The weirdest Food Festival around the world
In this article this week we are going to have a look to some of the most weirdest Food Festival around the world. Every year, in fact, there are many feasts or festivals that are devoted to food. Here are the most bizarre and interesting.
- Friday, 16 May 2014
The first is called: the "Tomatina"
It is a festival that takes place in Brunol, a small town about 50 kilometres from Valencia, in Spain, in August.
“Tomatina” is a festival that is quite "recent". Was born by chance, by some young people who one day, started to throwing against each other some tomatoes, taked from the market of the small city center. The police intervened and the fight ended but a year later, the same young men find themselves in the same place of the previous year, this time with whole tomatoes boxes to start the battle again. This weird battle became so popular that now each August of every year hundreds of people are taking part to this particular and funny event
Battle of the oranges d'Ivrea
One of the most famous “fighting” that Italians know well is the one that takes place every year in Ivrea, Piedmont, during the last three days of Carnival week, called “battaglia delle arance”. This battle has really ancient origins and it seems that it was created to remember the ancient medieval Street parties. The battle takes place with teams of people "on the ground" and teams of people on various floats with padding and masks to shield their faces from the shots who arrives fast and powerful. Only men above the floats can wear protective gear for body and face, while people walking (in theory) cannot have any protection from the Orange shots that reach them. A Commission is appointed to keep an eye on the competition and assign points up for grabs. Winner is the team who gets the majority of points.
In the Greek town of Galaxidi, to mark the end of Carnival and the beginning of lent, Orthodox citizens are used to fighting a battle with ... flour. The preparations for this Festival requires,for example, to put few drops of food coloring in flour sacks, to distinguish them from the others, or painting faces with pieces of coal, like real warriors. Even local authorities used to cover all the historical buildings or monuments that they don't want to be ruined, with large plastic tarpaulins. At the end of the Festival, there are people who leap directly into the sea to wash away all the flour or people who prefer to finish the day drinking a beer in one of the city's pubs. The watchword? Put on a pair of swimming goggles and a scarf to avoid being blinded and breathe the flour at first shot!

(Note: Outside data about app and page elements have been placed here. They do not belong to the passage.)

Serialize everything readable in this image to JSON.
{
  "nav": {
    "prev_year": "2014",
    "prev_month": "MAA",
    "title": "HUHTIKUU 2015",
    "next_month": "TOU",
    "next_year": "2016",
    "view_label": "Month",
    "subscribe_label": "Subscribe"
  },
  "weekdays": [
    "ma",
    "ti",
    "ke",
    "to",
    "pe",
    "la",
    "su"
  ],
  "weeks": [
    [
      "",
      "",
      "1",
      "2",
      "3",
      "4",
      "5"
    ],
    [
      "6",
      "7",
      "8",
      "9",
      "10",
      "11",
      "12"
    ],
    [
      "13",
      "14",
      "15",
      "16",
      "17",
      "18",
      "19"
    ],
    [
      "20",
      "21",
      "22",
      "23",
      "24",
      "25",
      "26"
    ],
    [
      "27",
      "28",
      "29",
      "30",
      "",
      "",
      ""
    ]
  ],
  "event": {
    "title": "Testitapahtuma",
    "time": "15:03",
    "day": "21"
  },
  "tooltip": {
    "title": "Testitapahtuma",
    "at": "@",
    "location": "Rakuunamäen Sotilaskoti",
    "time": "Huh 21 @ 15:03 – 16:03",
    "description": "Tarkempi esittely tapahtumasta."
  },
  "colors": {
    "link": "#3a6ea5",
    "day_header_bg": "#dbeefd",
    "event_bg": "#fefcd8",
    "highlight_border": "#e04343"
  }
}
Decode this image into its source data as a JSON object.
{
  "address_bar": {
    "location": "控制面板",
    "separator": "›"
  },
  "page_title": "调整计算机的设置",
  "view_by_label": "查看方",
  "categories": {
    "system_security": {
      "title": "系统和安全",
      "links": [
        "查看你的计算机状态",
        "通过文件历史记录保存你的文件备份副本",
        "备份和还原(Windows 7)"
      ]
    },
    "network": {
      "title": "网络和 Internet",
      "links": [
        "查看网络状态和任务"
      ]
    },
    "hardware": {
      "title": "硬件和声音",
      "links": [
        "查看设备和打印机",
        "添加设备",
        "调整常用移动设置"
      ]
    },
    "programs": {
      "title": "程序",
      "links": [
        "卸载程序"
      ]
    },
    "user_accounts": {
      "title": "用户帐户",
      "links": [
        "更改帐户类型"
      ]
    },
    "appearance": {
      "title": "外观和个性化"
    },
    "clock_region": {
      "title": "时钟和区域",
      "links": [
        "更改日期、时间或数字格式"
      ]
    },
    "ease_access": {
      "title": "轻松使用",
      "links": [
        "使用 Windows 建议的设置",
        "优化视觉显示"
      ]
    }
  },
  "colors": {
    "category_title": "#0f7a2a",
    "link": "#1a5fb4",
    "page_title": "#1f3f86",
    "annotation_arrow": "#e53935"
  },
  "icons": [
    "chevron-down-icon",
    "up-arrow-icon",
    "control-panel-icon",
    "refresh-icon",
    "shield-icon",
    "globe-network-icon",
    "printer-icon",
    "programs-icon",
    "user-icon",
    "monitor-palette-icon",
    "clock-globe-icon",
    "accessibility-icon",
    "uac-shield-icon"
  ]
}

Cheese Rolling Race
The cheese rolling race held annually during the first Spring Bank Holiday, in the village of Brockworth, near Gloucester, England. The race consist in launching a form of Double Gloucester cheese down a steep slope and racing behind it to catch it (but is very difficult as the speed that the cheese can take down can be very high). At the beginning, The Feast was born only for the inhabitants of the country, but then slowly became famous in all the world, so much that in the last edition two of the four races were won one by an American and one by a Japanese guys.
The Garlic Festival takes place every year in the United States in a small town called Gilroy (hence the name), in California and takes place usually in July. It draws more than 100,000 people and here all specialities made with garlic are welcome: toast with garlic, garlic ice cream, garlic fries, and many other street foods await you if you want to take part in this extremely weird festival. It is estimated that every year about 2.5 tons of garlic are consumed during the festival. Vampires, of course, are not allowed.
Giant omelette Festival
According to legend, when Napoleon and his Army crossed the South of France, decided to rest for the night near the town of Bessieres. Napoleon decided to dine with an omelette prepared by a local hotelier who pleased him so much that he ordered to the citizens of the village to gather all the available eggs to prepare a giant omelette for his army the next day. In 1984, three members of the Alveville Chamber of Commerce participated in the Easter Festival of Bessieres, where the homelette was made for the occasion. They decided then to export the ancient tradition of preparing this giant omelette in their town (usually in November) who also became a symbol of fraternity and friendship, as at the end of the preparation, everyone can eat one piece. Trivia: the omelet is prepared with about 5000 eggs.